The report indicated that the first time since CDPH began tracking opioid deaths, the number of overdoses went up for all demographics. But some demographics experienced larger increases than others. 

Among Black, non-Hispanic residents, the number of deaths city-wide went up from 483 to 746, with the rate increasing by 56%. By comparison, along white non-Hispanic residents, the number of deaths went up from 260 to 342, with the rate going up by 28%. 

There was also a disparity in terms of income. The rate of deaths in communities facing “medium” economic hardship saw the highest increase, going up by 62%. The communities facing “high” economic hardship saw the increase of 59%. 

According to the report, “death rates remained highest among men; Black, Non-Latinx; adults aged 55-64; and persons living in communities experiencing high economic hardship.”

Jasmin said that her department continues to try to reduce the number of overdoses. It is increasing distribution of Naloxone, also known as Narcan, a medicine that reverses the effects of the overdose. Jasmine said that CDPH is putting in Naloxone kits in public libraries. The first phase included all West Side libraries except North Lawndale’s Douglass branch library, 3353 W. 13th St., but she said that Douglass library will get the kits in the next round.

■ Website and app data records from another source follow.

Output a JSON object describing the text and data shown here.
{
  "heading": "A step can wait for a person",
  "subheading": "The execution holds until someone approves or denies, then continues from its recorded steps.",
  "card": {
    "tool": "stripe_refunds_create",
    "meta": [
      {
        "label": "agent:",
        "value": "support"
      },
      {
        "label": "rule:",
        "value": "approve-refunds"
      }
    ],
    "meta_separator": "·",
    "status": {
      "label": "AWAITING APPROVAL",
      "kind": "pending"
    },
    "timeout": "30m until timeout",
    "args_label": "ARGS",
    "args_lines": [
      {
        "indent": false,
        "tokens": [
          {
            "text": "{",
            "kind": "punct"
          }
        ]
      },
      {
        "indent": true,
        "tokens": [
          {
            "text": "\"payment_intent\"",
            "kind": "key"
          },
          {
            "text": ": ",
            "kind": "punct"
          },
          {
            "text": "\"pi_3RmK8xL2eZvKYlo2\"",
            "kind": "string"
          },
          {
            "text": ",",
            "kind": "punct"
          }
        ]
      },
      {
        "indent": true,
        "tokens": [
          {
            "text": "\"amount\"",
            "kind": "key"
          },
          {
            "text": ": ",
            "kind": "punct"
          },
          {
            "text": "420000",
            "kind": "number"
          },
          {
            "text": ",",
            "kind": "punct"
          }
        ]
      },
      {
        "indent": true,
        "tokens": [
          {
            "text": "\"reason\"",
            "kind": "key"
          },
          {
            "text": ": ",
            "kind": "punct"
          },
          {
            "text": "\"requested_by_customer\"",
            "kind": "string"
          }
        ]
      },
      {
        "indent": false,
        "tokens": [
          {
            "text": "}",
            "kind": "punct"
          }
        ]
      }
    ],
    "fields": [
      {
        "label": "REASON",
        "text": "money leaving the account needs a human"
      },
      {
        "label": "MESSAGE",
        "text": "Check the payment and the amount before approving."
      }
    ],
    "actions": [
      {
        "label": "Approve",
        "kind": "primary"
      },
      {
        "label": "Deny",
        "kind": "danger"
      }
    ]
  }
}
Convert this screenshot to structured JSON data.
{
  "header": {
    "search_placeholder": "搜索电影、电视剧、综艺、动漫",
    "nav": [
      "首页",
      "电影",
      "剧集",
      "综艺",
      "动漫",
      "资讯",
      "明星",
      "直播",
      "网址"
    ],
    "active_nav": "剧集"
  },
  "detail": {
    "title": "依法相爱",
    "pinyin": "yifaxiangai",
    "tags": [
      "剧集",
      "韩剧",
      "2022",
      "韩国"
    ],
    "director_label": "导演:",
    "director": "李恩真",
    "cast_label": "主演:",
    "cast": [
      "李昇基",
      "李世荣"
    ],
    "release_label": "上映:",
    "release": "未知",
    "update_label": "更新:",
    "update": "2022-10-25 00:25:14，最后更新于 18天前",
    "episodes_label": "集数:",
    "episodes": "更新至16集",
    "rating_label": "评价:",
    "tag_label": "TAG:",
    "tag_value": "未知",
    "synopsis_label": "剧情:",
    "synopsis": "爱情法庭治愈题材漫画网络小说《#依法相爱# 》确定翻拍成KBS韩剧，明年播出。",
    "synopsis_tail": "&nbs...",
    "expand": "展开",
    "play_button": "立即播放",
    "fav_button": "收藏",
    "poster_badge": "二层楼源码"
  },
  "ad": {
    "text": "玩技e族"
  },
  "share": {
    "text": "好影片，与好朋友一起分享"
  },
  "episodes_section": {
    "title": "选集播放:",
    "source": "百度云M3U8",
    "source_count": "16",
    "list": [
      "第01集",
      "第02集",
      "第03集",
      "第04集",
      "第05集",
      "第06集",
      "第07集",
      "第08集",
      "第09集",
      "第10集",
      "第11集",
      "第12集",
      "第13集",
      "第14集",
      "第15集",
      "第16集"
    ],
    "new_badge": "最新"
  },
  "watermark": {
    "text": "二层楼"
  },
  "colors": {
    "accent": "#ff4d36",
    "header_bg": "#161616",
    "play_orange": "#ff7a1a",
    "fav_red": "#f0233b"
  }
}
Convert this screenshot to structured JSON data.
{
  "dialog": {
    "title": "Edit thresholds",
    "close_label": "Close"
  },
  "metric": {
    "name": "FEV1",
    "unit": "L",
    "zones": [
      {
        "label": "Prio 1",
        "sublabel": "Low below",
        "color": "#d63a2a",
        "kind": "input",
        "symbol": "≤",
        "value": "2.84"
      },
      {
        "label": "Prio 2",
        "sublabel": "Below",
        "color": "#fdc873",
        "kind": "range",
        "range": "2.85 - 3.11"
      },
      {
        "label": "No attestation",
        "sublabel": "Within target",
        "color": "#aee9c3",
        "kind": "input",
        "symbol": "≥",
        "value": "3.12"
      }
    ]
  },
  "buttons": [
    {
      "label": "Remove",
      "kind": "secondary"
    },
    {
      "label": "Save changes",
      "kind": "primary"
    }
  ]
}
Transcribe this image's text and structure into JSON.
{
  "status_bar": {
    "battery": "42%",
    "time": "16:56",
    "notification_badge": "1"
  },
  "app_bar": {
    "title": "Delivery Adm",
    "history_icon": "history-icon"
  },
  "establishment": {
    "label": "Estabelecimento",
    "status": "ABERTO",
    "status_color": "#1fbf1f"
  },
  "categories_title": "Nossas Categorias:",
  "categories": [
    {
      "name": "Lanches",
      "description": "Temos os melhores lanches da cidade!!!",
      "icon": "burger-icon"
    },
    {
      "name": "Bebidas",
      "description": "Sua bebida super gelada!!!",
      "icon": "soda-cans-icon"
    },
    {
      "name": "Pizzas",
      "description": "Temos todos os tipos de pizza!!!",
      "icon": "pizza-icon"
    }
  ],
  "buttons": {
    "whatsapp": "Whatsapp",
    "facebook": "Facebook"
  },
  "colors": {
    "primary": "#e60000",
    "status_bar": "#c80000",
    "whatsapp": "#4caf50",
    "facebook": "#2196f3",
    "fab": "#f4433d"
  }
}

The CDPH is also trying to address underlying stresses that may drive people to use opioids or cause them to relapse.n  

“Grief is a normal process,” Jasmin said. “It’s okay to be feeling grief, but there are also supports [available] to be able to manage your grief.”

Residents can locate mental health service providers in their area at findtreatment.samhsa.gov and mentalhealth.chicago.gov.

“All of the facilities and organizations on the West Side, they’re seeing patients regardless of their insurance,” Jasmin said, adding that many of them offer sliding scale payment structure based on income. We want to make the barrier as low as possible for anyone receiving mental health care.”

Task force chair Lee Rusch said that his group’s collaboration with CDPH “has grown tremendously,” adding that they have monthly meetings with addiction treatment providers and share data on where overdoses happen. 

While the pandemic complicated in-person outreach, it hasn’t stopped it.

“The direct intervention outreach team trained over 3,300 individuals and distributed twice as many Naloxone/Narcan [kits],” Rusch said.

In the meeting Zoom chat, Ford reflected that, while he appreciates the work that is being done,  the pandemic demonstrated that government has the power to do more.

“Could you imagine if the federal government would treat this [opioid addiction] pandemic like the COVID pandemic and allow families to order naloxone like the COVID test?” he wrote.

Read the complete 2021 data brief at https://www.chicagohan.org/alert-detail/-/alert-details/46669681?p_r_p_categoryId=440394